* **Aim of the task**
In the listing below, lines with the string "genl" are to be counted; the number is the entire reply.

* **Entries supplied**
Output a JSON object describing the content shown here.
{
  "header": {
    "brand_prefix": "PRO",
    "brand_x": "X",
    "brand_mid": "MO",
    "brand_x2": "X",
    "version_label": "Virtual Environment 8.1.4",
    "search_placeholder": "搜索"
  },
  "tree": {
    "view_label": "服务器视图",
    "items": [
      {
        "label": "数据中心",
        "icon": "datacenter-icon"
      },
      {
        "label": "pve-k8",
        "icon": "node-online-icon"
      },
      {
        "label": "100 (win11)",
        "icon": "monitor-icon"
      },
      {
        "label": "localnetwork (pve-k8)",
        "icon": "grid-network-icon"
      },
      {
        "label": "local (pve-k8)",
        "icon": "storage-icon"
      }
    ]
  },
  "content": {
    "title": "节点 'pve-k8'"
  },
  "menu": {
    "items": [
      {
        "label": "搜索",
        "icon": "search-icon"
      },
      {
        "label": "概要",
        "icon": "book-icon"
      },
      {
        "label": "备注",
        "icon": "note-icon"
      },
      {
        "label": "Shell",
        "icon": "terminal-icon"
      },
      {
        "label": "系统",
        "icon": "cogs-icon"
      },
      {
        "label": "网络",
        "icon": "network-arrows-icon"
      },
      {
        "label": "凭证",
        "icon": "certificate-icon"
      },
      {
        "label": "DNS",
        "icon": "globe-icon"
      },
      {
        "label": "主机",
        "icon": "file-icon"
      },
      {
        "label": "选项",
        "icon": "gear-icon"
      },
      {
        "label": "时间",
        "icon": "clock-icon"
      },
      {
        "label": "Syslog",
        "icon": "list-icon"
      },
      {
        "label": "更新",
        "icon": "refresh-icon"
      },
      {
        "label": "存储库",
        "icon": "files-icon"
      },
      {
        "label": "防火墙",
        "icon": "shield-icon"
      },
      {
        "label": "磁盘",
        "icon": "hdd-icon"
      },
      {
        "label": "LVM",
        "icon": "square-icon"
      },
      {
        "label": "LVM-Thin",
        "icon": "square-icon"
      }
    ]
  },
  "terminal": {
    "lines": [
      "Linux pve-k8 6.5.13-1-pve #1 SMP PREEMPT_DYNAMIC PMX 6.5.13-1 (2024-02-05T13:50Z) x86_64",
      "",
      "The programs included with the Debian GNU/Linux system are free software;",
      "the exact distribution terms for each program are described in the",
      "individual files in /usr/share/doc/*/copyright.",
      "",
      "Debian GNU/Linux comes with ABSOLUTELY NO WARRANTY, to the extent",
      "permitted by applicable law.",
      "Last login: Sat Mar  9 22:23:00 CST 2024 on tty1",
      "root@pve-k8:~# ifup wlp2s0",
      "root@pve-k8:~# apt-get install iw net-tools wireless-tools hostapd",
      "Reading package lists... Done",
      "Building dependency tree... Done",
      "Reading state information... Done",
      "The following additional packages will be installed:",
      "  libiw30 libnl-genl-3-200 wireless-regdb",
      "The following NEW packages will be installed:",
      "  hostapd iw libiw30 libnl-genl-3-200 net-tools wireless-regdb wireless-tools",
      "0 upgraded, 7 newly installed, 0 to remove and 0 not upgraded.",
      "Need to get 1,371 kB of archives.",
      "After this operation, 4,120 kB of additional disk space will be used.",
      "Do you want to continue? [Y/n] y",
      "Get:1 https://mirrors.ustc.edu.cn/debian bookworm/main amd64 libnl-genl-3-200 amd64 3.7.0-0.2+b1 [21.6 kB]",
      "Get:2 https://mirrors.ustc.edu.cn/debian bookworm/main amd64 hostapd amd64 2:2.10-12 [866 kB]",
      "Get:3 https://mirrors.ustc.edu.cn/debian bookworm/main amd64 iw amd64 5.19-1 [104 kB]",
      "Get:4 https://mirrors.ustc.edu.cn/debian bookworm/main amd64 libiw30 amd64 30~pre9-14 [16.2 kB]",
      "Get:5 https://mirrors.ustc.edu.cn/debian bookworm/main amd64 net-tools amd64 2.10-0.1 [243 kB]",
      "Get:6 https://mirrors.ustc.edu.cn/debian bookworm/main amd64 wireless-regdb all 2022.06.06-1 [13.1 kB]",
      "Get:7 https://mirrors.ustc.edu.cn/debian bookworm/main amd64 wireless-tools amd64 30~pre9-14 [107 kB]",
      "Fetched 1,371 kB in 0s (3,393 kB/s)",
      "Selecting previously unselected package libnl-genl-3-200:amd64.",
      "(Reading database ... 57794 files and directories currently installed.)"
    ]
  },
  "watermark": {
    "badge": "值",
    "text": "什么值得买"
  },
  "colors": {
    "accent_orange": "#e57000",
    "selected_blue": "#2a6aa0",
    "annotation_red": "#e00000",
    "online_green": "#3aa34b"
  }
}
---
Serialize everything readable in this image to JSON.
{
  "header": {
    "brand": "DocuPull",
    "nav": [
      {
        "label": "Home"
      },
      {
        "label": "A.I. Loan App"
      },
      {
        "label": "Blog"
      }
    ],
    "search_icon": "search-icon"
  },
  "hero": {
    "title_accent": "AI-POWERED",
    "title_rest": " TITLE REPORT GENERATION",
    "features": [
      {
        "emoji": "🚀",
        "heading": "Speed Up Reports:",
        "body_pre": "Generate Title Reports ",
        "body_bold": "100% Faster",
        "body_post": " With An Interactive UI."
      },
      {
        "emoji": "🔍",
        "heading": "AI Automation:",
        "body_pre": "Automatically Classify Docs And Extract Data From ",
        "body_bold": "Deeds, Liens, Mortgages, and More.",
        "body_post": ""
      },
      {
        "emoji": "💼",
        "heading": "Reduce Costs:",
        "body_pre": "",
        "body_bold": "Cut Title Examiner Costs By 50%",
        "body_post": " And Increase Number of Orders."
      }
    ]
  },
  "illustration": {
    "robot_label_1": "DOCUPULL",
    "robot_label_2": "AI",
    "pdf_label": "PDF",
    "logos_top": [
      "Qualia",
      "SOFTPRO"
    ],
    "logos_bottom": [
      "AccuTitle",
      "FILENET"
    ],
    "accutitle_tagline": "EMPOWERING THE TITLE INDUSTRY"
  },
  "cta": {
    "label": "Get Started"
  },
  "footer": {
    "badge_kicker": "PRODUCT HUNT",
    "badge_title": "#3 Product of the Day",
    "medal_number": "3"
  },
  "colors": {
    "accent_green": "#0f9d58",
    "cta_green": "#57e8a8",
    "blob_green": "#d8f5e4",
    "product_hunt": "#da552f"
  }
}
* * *
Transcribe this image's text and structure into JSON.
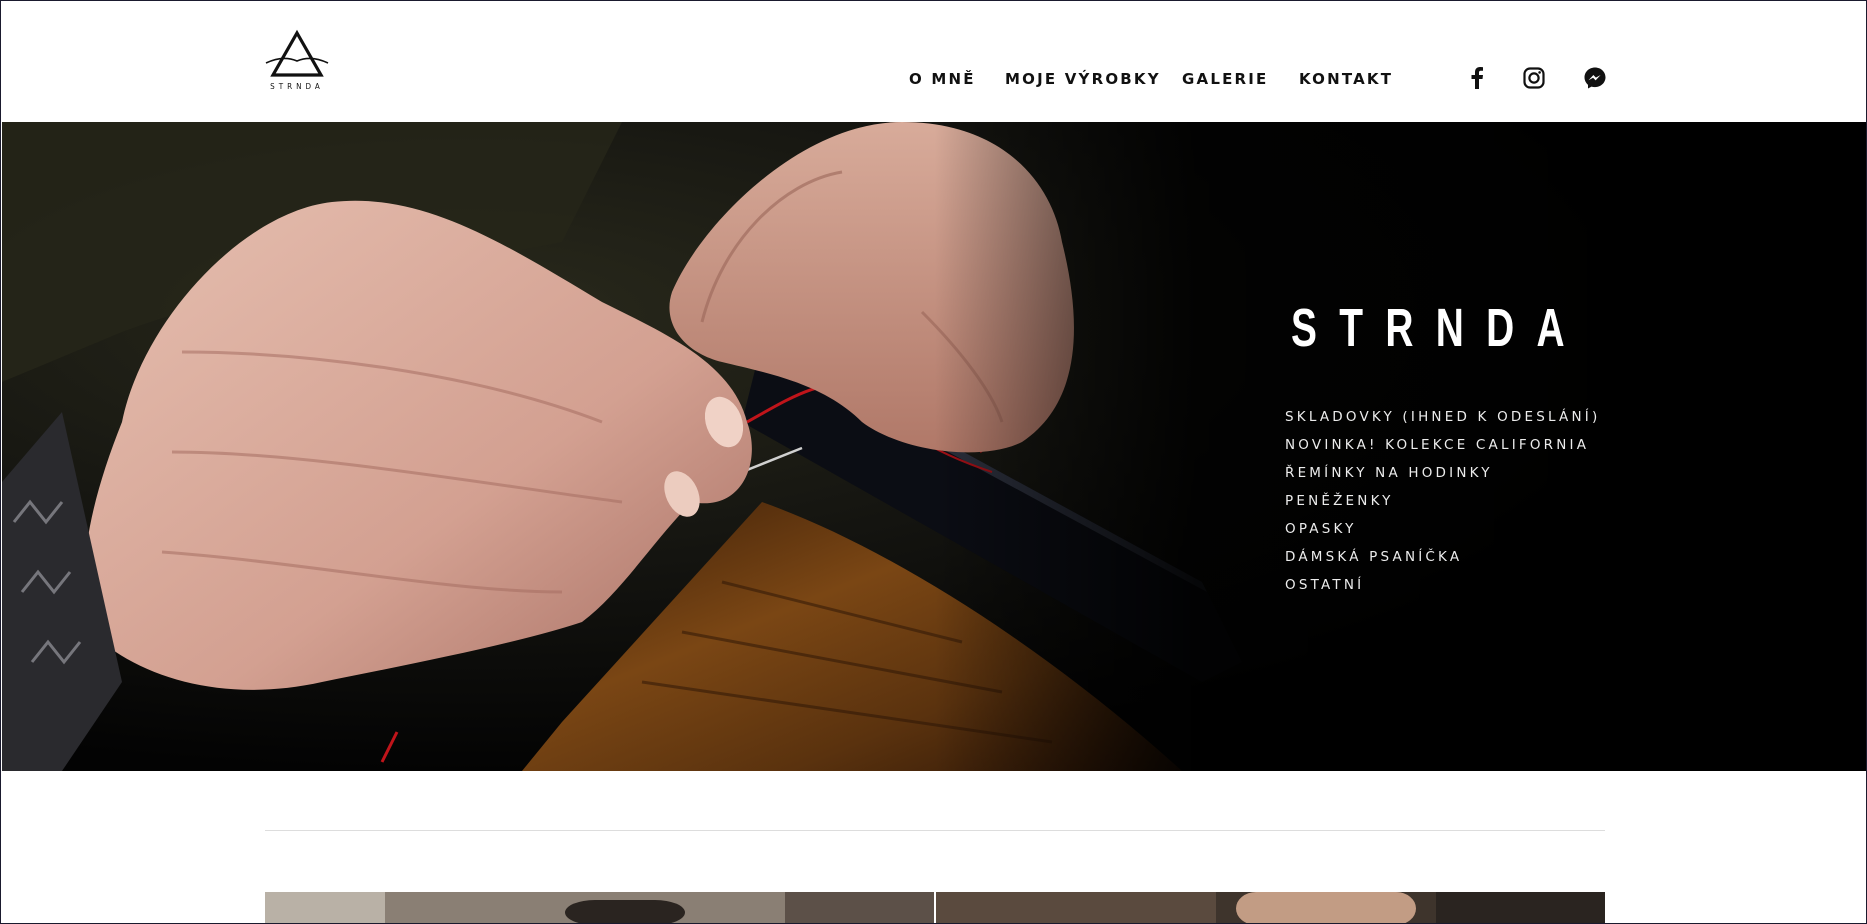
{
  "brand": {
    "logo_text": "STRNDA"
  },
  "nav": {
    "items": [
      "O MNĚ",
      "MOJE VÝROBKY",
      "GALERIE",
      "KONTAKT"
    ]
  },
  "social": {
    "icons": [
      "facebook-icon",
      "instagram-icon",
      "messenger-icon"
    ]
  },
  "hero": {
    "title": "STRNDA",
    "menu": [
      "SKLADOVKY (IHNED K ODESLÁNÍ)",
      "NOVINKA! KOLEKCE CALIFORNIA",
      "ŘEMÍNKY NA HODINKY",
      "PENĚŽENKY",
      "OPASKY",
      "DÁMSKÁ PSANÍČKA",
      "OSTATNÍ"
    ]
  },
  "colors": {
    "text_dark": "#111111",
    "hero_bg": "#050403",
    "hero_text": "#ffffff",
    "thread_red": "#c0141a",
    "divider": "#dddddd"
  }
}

* **Expected answer**
4